Monday, 16 March 2015

Hamstrings (1 of 3) : SemiTendinosis

And we're into the HAMSTRINGS! 
There are three hamstrings, located on the back of (posterior) thigh bone (thigh bone = femur).  
They are also are also tucked between Vastus Lateralis (quad group

Together the hamstrings aren't quite as powerful as the quads, but they are super important for two key leg movements!
Let's start with:


Semitendinosis is the most medial of the three hamstrings (closest to midline of the body)

SemiTendinosis muscle attachment points

 Origin: Ischial Tuberosity *
Insertion: Pes Anserine Tendon
 ((proximal medial shaft of tibia (leg bone just below knee))

*did you know that all three hamstrings share the same origin of ischial tuberosity? 
Ischial tuberosities aka "sits bones", you know those points of the pelvis, butt bones if you will? here's a visual:

  The hamstring muscle bellies turn into skinny tendons that cross the knee. 
Because they cross both joints, the muscle actions will happen at the hip AND the knee:

SemiTendinosis Muscle Actions:
When we're talkin' hamstrings, there are two main actions that come to mind:
- Extension of the thigh at the hip joint (aka coxal joint)
- Flexion of the leg at the knee joint (aka the tibio-femoral joint)

But wait there's more!

Apparently SemiTendinosis also assists in:

'posterior tilt' of the pelvis at the hip joints
(tucking your tailbone down)

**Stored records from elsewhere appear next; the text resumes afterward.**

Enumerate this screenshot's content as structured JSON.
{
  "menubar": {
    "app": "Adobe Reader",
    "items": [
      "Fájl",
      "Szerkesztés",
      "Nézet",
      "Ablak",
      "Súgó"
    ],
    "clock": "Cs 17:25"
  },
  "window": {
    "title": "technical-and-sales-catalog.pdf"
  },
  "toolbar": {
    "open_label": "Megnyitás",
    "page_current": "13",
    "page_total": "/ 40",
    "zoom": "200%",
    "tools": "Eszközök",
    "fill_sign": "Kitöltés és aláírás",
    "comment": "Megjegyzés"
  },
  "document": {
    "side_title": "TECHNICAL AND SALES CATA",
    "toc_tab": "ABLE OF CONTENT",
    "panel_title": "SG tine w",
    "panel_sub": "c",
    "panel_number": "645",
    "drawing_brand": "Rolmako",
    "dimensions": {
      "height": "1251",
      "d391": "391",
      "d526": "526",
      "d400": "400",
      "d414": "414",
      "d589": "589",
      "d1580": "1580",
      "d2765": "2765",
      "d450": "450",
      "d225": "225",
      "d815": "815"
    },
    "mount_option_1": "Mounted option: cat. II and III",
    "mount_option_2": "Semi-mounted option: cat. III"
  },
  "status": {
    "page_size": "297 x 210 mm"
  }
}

medial rotation of leg at hip joint
(imagine standing on one leg and then turn the lifted ankle INwards)

But wait!

-WHEN the knee is flexed, it is said that medial rotation of the knee @ the t/b joint is possible 
(say whaaaat? sounds unfortable - I imagine it's just a micro movement -barely noticable)

Standing up and sitting down would be really difficult to do with our hamstrings!
Hamstrings can get tight from too much sitting :(

because Bill <3

onnnnne more thing:
I've also seen the spelling SemiTendinoSUS
but I'm sticking with SemiTendinoSIS :)